Background to the Wellington Heath Jubilee Sculpture
How exactly does this one sculpture commemorate two royal jubilees?
The oak tree was initially planted in 1897 to celebrate Queen Victoria’s diamond jubilee (60 years). Sadly, it died about two years ago. The parish council wanted to turn it into something meaningful rather, and suggested something to mark Queen Elizabeth’s platinum jubilee.The villages jumped at the suggestion, and so the idea was born! When they contacted Simon, the story and history behind it captured his attention – as well as the chance to create a large public piece in a lovely village!
Details in the Wellington Heath Jubilee Sculpture
The sculpture is one of Simon’s ‘Wildlife Pillars’ that have been proving quite popular recently with followers on social media. In fact, wildlife has been one of his most requested subjects, whether individual animals, pillars like this one, or his trails at Meadow Park, Fforest Fawr, Page’s Wood and Picton. There’s no room for boredom though! Wildlife is an infinitely varied, beautiful theme and Simon loves to explore the textures and shapes that make up the forms of animals.

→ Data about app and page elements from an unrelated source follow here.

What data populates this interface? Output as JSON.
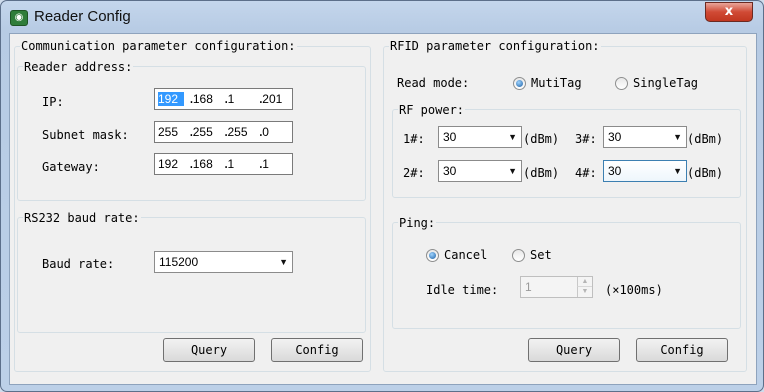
{
  "window": {
    "title": "Reader Config",
    "close_glyph": "x",
    "app_icon_glyph": "◉"
  },
  "comm": {
    "title": "Communication parameter configuration:",
    "reader_address": {
      "title": "Reader address:",
      "ip_label": "IP:",
      "ip": [
        "192",
        "168",
        "1",
        "201"
      ],
      "mask_label": "Subnet mask:",
      "mask": [
        "255",
        "255",
        "255",
        "0"
      ],
      "gateway_label": "Gateway:",
      "gateway": [
        "192",
        "168",
        "1",
        "1"
      ]
    },
    "rs232": {
      "title": "RS232 baud rate:",
      "baud_label": "Baud rate:",
      "baud_value": "115200"
    },
    "query_label": "Query",
    "config_label": "Config"
  },
  "rfid": {
    "title": "RFID parameter configuration:",
    "read_mode_label": "Read mode:",
    "read_mode_options": [
      "MutiTag",
      "SingleTag"
    ],
    "read_mode_selected": "MutiTag",
    "rf_power": {
      "title": "RF power:",
      "unit": "(dBm)",
      "antennas": [
        {
          "label": "1#:",
          "value": "30"
        },
        {
          "label": "3#:",
          "value": "30"
        },
        {
          "label": "2#:",
          "value": "30"
        },
        {
          "label": "4#:",
          "value": "30"
        }
      ]
    },
    "ping": {
      "title": "Ping:",
      "options": [
        "Cancel",
        "Set"
      ],
      "selected": "Cancel",
      "idle_label": "Idle time:",
      "idle_value": "1",
      "idle_unit": "(×100ms)"
    },
    "query_label": "Query",
    "config_label": "Config"
  },
  "colors": {
    "title_bar": "#b9cde6",
    "close_button": "#c94530",
    "selection": "#3399ff",
    "dialog_bg": "#f0f0f0"
  }
}
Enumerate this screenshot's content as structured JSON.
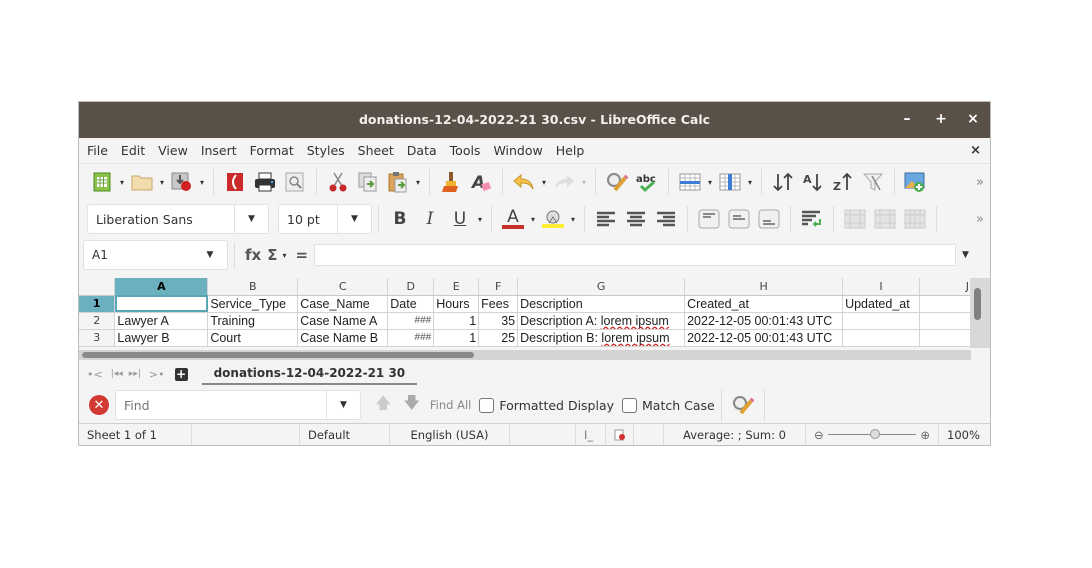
{
  "window": {
    "title": "donations-12-04-2022-21 30.csv - LibreOffice Calc",
    "minimize_label": "–",
    "maximize_label": "+",
    "close_label": "×"
  },
  "menubar": {
    "items": [
      "File",
      "Edit",
      "View",
      "Insert",
      "Format",
      "Styles",
      "Sheet",
      "Data",
      "Tools",
      "Window",
      "Help"
    ],
    "close_doc_label": "×"
  },
  "toolbar": {
    "standard_icons": [
      "new-spreadsheet-icon",
      "open-folder-icon",
      "save-icon",
      "export-pdf-icon",
      "print-icon",
      "print-preview-icon",
      "cut-icon",
      "copy-icon",
      "paste-icon",
      "clone-formatting-icon",
      "clear-formatting-icon",
      "undo-icon",
      "redo-icon",
      "find-replace-icon",
      "spellcheck-icon",
      "row-icon",
      "column-icon",
      "sort-icon",
      "sort-ascending-icon",
      "sort-descending-icon",
      "autofilter-icon",
      "insert-image-icon"
    ],
    "more_label": "»"
  },
  "formatting": {
    "font_name": "Liberation Sans",
    "font_size": "10 pt",
    "bold_label": "B",
    "italic_label": "I",
    "underline_label": "U",
    "font_color_label": "A",
    "font_color": "#c9302c",
    "highlight_color": "#ffee33",
    "more_label": "»"
  },
  "formula_bar": {
    "name_box": "A1",
    "fx_label": "fx",
    "sum_label": "Σ",
    "equals_label": "=",
    "formula": ""
  },
  "sheet": {
    "columns": [
      "A",
      "B",
      "C",
      "D",
      "E",
      "F",
      "G",
      "H",
      "I",
      "J"
    ],
    "rows": [
      {
        "num": "1",
        "cells": [
          "",
          "Service_Type",
          "Case_Name",
          "Date",
          "Hours",
          "Fees",
          "Description",
          "Created_at",
          "Updated_at",
          ""
        ]
      },
      {
        "num": "2",
        "cells": [
          "Lawyer A",
          "Training",
          "Case Name A",
          "###",
          "1",
          "35",
          "Description A: lorem ipsum",
          "2022-12-05 00:01:43 UTC",
          "",
          ""
        ]
      },
      {
        "num": "3",
        "cells": [
          "Lawyer B",
          "Court",
          "Case Name B",
          "###",
          "1",
          "25",
          "Description B: lorem ipsum",
          "2022-12-05 00:01:43 UTC",
          "",
          ""
        ]
      }
    ],
    "active_cell": "A1",
    "selected_column": "A",
    "selected_row": "1",
    "selection_color": "#6ab0be"
  },
  "tabs": {
    "nav": [
      "•<",
      "|◂◂",
      "▸▸|",
      ">•"
    ],
    "add_label": "+",
    "sheets": [
      "donations-12-04-2022-21 30"
    ]
  },
  "findbar": {
    "placeholder": "Find",
    "value": "",
    "find_all_label": "Find All",
    "formatted_display_label": "Formatted Display",
    "match_case_label": "Match Case",
    "formatted_display_checked": false,
    "match_case_checked": false
  },
  "status": {
    "sheet": "Sheet 1 of 1",
    "page_style": "Default",
    "language": "English (USA)",
    "summary": "Average: ; Sum: 0",
    "zoom": "100%",
    "zoom_value": 100
  }
}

For this pillar, Simon’s brief was to include animals from the local area. In particular, the client wanted a large bird of prey at the top, which they decided would be a red kite.
As well as the wildlife, the sculpture features a scroll. As well as giving it a more regal feel, it reads VR 1897 – EIIR 2022, reminding people of the occasion behind the sculpture.
Creating the Wellington Heath Jubilee Sculpture
The Wellington Heath Jubilee sculpture took about five days to create, including assembling and taking down the scaffolding. As is typical of using a natural material, the tree threw Simon some surprises!
There was a surprising patch of rot in the top section which he had to work around. That meant changing the position of the kite, and adding the second wing rather than using two existing branch stubs as planned.
There were also pockets of rot in old branch wounds around the tree. Simon was able to hollow those out though to leave nesting spaces for birds and bats in the hope that the local wildlife will still find the tree a useful place!
Finally, another challenge was the number of nails he hit! Over the years the tree had been used as a local place for nailing notices. Metal fragments are NOT a chainsaw’s friend, so this meant Simon spent a lot of time sharpening the chainsaws!!!
The Finished Piece
The final sculpture stands around 5m tall and is hopefully something people will enjoy for many more years. We’re sure that when it was planted, nobody envisioned that one day it would become this sculpture (after all, chainsaws at the time were very basic and only used for surgery!) but it’s nice to think they would also be proud of it.
It’s not too late to commission a jubilee sculpture for your own community!